[Component data from apps and pages]
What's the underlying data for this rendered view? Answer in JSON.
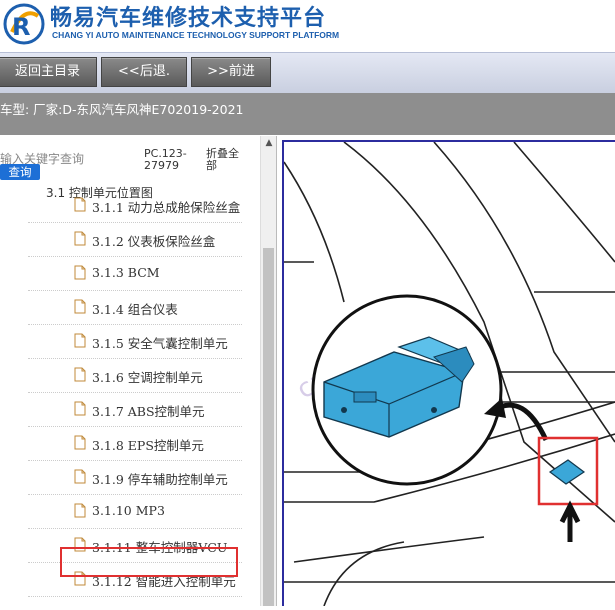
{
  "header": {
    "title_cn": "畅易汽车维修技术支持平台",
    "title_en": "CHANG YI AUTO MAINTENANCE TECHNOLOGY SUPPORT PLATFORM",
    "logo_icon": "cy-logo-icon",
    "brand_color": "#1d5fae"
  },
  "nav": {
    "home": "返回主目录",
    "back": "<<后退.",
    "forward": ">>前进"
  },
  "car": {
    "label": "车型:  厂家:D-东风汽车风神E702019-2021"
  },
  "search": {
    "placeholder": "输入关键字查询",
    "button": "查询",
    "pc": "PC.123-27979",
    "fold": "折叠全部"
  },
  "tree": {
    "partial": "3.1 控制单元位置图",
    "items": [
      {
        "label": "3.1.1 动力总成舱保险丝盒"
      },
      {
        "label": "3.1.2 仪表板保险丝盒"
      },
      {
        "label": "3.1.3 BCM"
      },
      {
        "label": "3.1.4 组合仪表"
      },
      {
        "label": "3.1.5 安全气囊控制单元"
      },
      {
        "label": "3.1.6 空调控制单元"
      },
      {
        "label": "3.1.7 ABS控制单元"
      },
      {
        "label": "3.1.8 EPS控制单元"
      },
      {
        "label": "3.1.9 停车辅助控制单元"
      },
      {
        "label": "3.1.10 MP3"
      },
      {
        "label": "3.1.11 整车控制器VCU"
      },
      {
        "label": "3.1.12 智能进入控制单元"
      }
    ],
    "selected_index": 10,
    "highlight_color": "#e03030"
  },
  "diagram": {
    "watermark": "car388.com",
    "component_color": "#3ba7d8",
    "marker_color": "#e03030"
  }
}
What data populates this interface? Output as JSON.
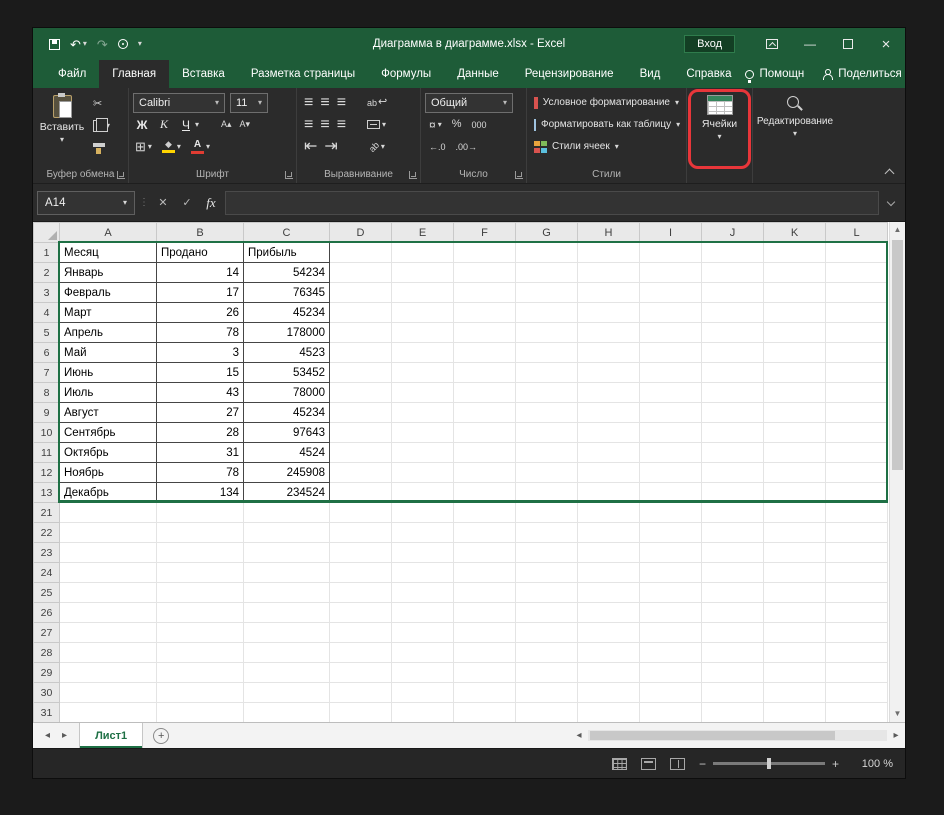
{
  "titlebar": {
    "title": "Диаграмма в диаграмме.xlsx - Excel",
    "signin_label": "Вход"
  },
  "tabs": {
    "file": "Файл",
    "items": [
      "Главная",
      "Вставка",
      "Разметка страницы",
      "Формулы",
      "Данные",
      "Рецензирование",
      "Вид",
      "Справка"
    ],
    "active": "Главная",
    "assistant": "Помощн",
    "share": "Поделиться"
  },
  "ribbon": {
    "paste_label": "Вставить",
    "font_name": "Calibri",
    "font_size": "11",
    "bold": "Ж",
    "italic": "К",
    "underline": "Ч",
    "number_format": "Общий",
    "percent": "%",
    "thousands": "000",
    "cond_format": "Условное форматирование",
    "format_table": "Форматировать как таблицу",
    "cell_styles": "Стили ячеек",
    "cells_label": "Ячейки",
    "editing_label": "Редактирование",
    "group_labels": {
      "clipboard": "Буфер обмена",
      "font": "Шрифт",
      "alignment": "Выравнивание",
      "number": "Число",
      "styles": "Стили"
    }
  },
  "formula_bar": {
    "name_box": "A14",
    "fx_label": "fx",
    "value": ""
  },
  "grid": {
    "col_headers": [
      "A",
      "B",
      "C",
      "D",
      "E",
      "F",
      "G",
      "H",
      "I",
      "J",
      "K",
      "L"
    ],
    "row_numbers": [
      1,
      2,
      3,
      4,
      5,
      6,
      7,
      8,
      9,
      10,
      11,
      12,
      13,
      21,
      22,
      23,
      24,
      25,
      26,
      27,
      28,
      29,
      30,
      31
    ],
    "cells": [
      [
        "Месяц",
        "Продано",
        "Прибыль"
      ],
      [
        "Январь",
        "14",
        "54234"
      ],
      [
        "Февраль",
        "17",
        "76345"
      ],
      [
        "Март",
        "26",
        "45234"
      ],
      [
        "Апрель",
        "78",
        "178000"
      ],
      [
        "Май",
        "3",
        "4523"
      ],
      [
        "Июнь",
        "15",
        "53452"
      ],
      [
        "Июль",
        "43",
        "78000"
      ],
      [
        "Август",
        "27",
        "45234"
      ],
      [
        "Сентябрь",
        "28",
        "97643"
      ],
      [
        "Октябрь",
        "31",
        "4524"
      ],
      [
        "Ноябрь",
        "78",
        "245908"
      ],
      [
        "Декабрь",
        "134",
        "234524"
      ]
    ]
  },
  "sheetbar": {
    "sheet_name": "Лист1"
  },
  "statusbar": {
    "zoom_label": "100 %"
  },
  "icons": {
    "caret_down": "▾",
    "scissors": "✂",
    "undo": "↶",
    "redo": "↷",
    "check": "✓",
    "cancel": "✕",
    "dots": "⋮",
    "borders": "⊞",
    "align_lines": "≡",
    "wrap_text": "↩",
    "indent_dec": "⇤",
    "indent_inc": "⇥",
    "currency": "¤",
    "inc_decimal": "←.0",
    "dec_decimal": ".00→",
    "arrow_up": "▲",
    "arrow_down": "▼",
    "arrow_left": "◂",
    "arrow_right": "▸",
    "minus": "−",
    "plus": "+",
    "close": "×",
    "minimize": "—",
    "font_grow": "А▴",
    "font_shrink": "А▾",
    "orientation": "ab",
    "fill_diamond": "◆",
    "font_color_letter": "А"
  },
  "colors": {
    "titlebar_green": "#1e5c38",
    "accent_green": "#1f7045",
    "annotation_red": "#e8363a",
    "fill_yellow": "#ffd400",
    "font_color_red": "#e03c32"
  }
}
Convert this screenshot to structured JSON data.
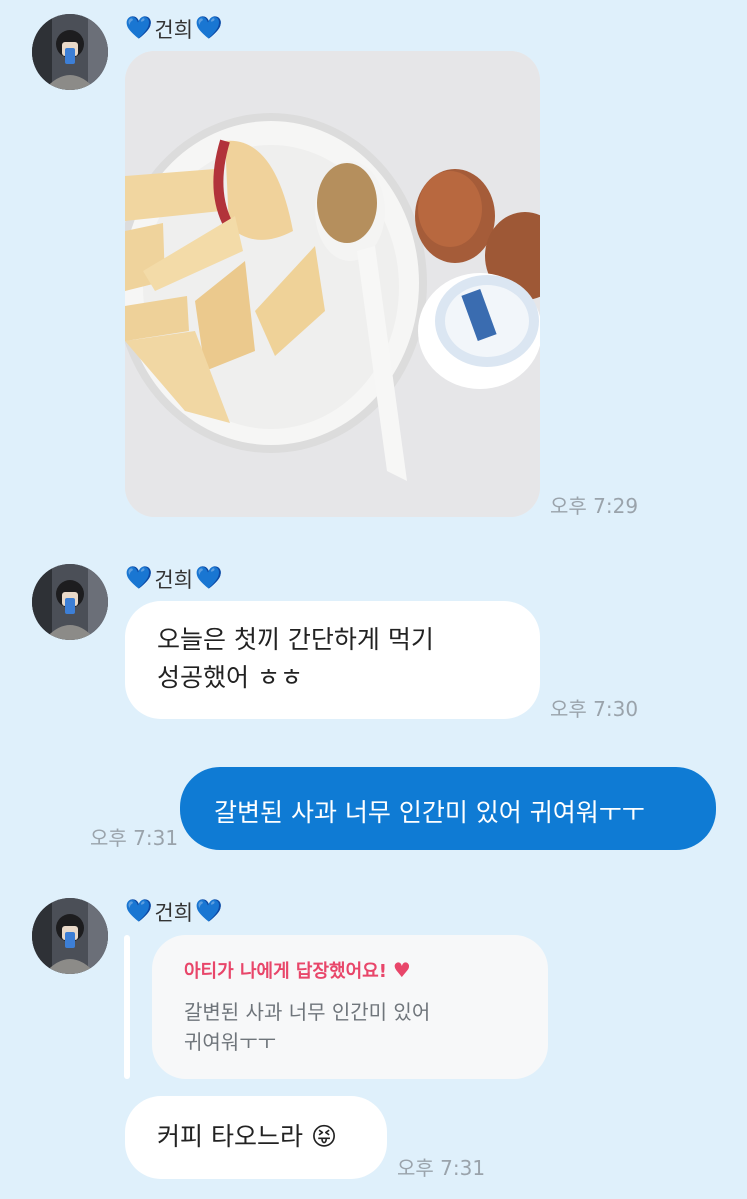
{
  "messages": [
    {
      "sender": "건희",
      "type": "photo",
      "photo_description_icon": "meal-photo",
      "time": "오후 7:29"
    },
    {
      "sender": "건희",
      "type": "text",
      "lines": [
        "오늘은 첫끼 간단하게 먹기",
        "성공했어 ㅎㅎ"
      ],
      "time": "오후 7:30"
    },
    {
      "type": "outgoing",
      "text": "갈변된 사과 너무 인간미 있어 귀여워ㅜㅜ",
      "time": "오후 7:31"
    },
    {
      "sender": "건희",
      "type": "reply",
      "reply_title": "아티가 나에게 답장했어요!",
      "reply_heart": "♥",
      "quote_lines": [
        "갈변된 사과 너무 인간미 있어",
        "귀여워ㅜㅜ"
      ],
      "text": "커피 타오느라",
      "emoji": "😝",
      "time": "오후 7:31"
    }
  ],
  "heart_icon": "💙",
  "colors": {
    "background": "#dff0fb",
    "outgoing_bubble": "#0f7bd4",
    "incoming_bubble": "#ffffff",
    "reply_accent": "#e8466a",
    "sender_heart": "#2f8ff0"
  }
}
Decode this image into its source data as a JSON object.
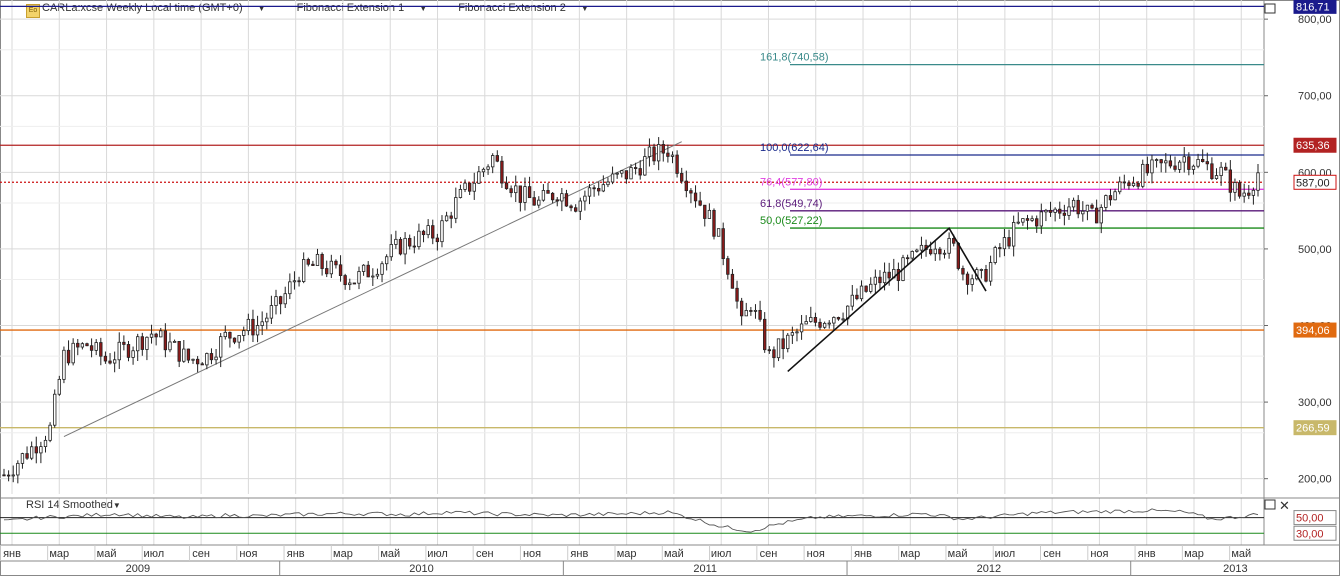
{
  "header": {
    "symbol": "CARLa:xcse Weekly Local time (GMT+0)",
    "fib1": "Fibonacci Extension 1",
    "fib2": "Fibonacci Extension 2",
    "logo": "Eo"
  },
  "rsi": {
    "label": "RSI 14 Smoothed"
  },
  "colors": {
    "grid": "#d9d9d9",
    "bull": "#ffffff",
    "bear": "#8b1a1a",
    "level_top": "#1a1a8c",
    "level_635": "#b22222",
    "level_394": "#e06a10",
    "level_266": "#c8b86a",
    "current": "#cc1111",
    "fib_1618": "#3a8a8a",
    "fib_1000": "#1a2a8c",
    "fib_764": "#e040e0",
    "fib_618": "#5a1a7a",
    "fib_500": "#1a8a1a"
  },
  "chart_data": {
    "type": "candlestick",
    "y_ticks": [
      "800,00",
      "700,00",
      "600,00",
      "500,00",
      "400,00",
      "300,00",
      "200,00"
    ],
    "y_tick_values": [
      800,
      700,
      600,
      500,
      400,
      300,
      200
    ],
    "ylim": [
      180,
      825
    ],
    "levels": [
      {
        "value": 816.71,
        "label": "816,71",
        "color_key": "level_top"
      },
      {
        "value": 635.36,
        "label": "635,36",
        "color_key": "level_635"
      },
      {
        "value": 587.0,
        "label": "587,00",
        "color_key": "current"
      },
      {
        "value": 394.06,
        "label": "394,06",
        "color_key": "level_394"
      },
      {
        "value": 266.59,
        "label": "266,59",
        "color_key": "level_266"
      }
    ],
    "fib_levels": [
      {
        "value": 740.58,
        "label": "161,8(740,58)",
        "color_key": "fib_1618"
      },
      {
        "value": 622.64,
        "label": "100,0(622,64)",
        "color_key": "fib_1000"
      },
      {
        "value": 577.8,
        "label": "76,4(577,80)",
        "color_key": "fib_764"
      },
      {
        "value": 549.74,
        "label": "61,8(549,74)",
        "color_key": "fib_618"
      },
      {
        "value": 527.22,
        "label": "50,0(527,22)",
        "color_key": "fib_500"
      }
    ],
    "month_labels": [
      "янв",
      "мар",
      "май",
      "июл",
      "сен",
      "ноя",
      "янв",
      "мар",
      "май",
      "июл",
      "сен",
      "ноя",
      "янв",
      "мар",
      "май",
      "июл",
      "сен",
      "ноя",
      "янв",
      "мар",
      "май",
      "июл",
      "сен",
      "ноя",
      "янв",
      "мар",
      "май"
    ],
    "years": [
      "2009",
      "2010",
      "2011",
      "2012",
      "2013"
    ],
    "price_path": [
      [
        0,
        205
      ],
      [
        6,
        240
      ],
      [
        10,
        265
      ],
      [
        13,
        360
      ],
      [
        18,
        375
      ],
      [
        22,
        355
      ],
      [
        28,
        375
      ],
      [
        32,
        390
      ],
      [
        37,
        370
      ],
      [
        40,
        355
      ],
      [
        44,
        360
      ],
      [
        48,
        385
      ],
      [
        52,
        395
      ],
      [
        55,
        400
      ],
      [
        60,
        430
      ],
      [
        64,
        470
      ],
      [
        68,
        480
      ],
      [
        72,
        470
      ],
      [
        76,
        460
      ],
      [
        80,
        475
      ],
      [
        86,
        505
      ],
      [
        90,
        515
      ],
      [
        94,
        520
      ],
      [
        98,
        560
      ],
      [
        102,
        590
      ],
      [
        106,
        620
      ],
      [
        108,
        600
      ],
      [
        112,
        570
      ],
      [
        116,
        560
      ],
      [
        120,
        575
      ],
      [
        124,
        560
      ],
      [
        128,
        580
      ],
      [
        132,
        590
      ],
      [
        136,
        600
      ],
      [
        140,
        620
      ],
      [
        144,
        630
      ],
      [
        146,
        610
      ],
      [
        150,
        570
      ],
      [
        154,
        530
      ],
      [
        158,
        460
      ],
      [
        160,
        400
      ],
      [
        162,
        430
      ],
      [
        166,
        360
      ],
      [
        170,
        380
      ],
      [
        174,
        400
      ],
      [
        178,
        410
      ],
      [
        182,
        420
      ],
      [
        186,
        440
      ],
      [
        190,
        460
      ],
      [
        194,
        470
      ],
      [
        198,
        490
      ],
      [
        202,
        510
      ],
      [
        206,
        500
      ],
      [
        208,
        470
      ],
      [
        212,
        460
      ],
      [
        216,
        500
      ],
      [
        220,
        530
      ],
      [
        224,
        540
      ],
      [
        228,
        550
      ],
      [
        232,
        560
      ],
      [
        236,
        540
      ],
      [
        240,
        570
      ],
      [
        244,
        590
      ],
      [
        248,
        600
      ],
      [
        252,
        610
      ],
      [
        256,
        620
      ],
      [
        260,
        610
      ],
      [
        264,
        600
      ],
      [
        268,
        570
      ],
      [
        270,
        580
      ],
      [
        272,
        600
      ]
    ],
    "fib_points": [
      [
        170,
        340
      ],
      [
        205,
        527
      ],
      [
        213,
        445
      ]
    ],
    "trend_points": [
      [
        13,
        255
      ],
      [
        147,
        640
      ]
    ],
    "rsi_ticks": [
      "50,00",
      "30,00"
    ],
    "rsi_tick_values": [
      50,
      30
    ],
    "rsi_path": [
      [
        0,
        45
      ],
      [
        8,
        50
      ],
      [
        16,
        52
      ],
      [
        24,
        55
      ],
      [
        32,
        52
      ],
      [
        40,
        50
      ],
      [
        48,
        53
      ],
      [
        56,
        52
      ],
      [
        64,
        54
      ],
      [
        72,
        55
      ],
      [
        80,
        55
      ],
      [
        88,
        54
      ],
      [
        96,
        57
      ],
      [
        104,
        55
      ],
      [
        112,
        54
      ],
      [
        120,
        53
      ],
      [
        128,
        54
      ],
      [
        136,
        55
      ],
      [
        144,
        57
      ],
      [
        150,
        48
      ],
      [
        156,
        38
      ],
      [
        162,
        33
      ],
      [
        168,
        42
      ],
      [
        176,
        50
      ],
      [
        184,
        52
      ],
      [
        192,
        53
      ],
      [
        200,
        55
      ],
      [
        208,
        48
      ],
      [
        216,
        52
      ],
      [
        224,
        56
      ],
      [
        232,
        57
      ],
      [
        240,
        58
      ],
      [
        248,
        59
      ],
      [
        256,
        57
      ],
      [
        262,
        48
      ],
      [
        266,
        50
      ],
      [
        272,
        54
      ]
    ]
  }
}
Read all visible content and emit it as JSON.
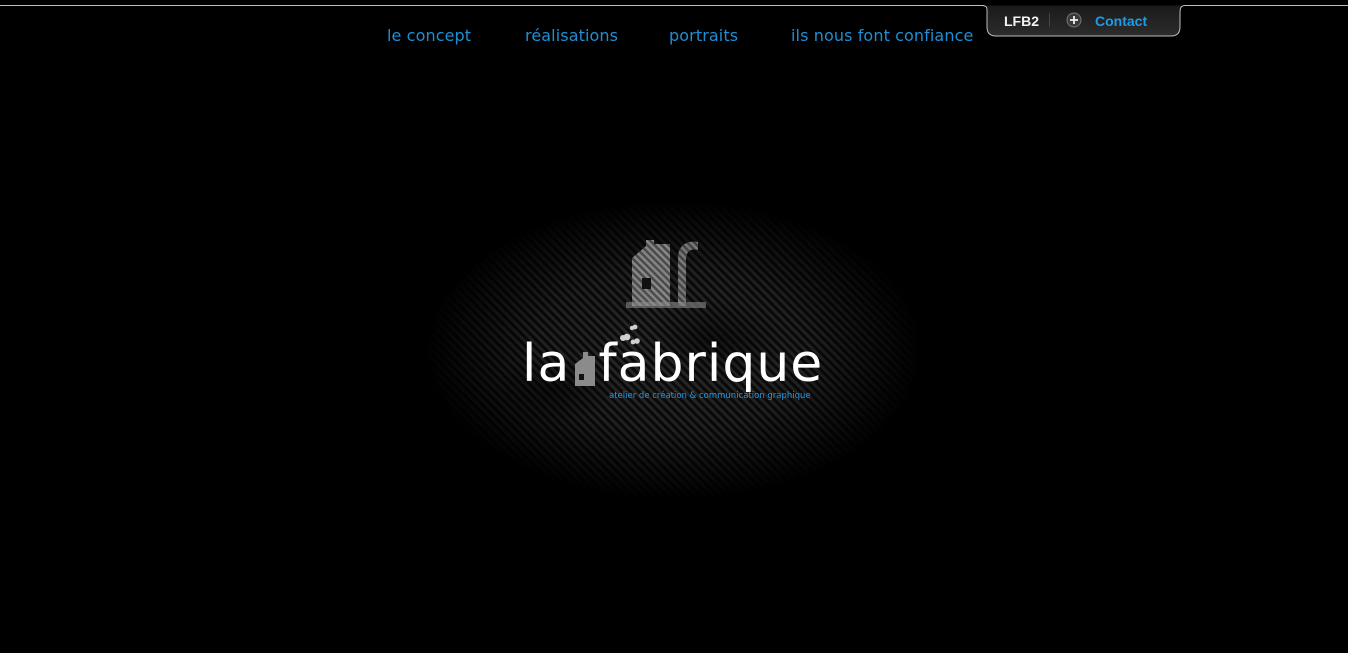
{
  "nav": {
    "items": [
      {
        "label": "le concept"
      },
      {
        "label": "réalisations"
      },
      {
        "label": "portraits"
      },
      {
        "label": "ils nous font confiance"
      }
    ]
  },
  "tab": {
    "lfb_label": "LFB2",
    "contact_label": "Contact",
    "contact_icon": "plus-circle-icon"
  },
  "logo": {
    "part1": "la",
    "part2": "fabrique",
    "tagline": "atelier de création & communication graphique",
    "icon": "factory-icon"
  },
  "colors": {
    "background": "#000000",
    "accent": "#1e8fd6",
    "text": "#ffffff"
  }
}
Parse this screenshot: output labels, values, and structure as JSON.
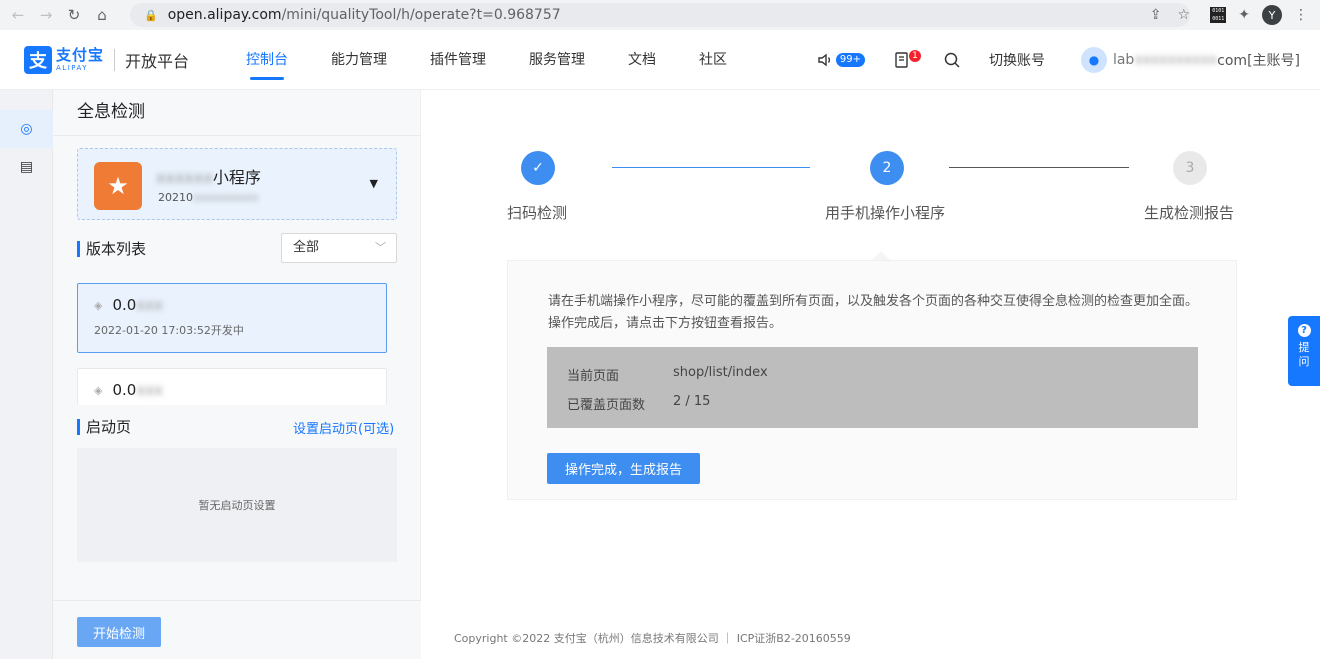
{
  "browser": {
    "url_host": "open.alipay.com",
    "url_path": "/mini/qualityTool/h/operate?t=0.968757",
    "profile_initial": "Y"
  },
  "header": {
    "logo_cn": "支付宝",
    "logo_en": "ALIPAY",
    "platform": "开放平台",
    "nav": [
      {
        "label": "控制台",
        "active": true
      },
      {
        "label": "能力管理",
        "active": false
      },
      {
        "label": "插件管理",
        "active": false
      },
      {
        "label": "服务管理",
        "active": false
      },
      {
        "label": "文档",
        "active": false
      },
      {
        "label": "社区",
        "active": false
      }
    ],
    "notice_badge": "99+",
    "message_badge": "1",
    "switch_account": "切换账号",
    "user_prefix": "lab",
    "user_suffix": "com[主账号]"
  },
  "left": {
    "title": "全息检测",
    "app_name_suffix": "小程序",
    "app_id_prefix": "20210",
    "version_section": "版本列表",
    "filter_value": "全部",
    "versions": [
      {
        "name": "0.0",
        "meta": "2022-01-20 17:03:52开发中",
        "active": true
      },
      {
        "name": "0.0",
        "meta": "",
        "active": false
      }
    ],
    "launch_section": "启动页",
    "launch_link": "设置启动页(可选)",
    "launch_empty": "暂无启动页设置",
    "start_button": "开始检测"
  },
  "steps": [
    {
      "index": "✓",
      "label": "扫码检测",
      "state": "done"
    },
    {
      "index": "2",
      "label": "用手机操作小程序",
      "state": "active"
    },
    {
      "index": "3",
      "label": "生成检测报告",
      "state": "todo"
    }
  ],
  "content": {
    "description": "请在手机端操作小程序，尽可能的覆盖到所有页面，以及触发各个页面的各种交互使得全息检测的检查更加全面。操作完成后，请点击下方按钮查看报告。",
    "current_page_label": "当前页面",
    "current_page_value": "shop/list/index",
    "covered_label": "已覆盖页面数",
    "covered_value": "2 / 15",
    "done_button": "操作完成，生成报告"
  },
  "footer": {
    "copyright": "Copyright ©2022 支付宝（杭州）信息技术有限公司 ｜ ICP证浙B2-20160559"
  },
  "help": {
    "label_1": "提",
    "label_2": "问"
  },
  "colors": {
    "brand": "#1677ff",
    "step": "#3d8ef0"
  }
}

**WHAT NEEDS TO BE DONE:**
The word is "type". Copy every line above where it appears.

**ANSWER TO THIS PROBLEM:**
      "type": "photo",
      "type": "text",
      "type": "outgoing",
      "type": "reply",
    "type": "candlestick",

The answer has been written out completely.